There's an article in virtually every technology magazine every week about the chronic shortcomings of Windows ("Fix-It Fatigue," Sept. 15, 2003). Why don't the Fortune 100 call a conference of their IT execs and staff attorneys and give them two missions: either develop a "client's agreement" that Microsoft would have to sign in order to do business with the consortium or commit to an investment of funds sufficient, within 24 months or so, to underwrite an alternative to this offending product?
No other vendor could produce products as consistently flawed as Windows and not face recalls, lawsuits, or both.
The example of patients whose lives are at risk if a critical lab system isn't available because of a virus attack is real. My company spends thousands of hours protecting against this.
I'd like to spend a couple of minutes with one of these hackers in a closed room like in the movie "Casino."
Senior VP of IT and CTO, HIP Health Plan of New York
Out In The Open
Of all the proposed solutions to spam I've heard, one makes sense ("Outsmarting Spam," Sept. 1, 2003). The originating address must be included in the E-mail header, and it must be impossible to hide or spoof that address.
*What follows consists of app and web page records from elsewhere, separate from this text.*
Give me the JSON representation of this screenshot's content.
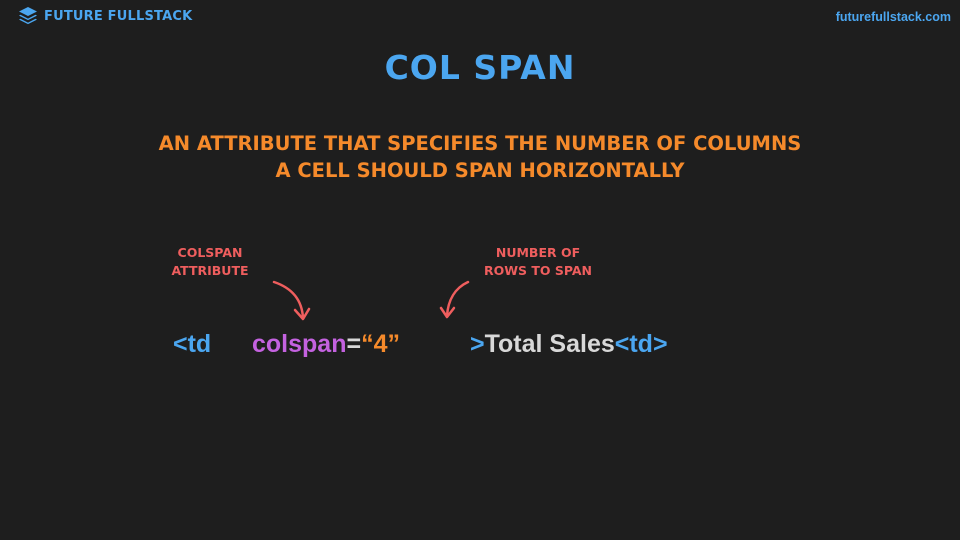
{
  "brand": {
    "name": "FUTURE FULLSTACK",
    "icon": "stacked-layers-icon",
    "url": "futurefullstack.com"
  },
  "slide": {
    "title": "COL SPAN",
    "definition_line1": "AN ATTRIBUTE THAT SPECIFIES THE NUMBER OF COLUMNS",
    "definition_line2": "A CELL SHOULD SPAN HORIZONTALLY"
  },
  "annotations": {
    "colspan_line1": "COLSPAN",
    "colspan_line2": "ATTRIBUTE",
    "rows_line1": "NUMBER OF",
    "rows_line2": "ROWS TO SPAN"
  },
  "code": {
    "open_tag": "<td",
    "attr_name": "colspan",
    "equals": "=",
    "attr_value": "“4”",
    "tag_close": ">",
    "content": "Total Sales",
    "close_tag": "<td>"
  },
  "colors": {
    "background": "#1e1e1e",
    "blue": "#4ba6f0",
    "orange": "#f58a2b",
    "red": "#ef5e5e",
    "purple": "#c462e0",
    "white": "#d8d8d8"
  }
}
Once the spammers can't hide, the volume of mail will be reduced, because they'll no longer have the cover of anonymity.
President, Good Advertising, Memphis, Tenn.
The Business of Going DigitalDigital business isn't about changing code; it's about changing what legacy sales, distribution, customer service, and product groups do in the new digital age. It's about bringing big data analytics, mobile, social, marketing automation, cloud computing, and the app economy together to launch new products and services. We're seeing new titles in this digital revolution, new responsibilities, new business models, and major shifts in technology spending.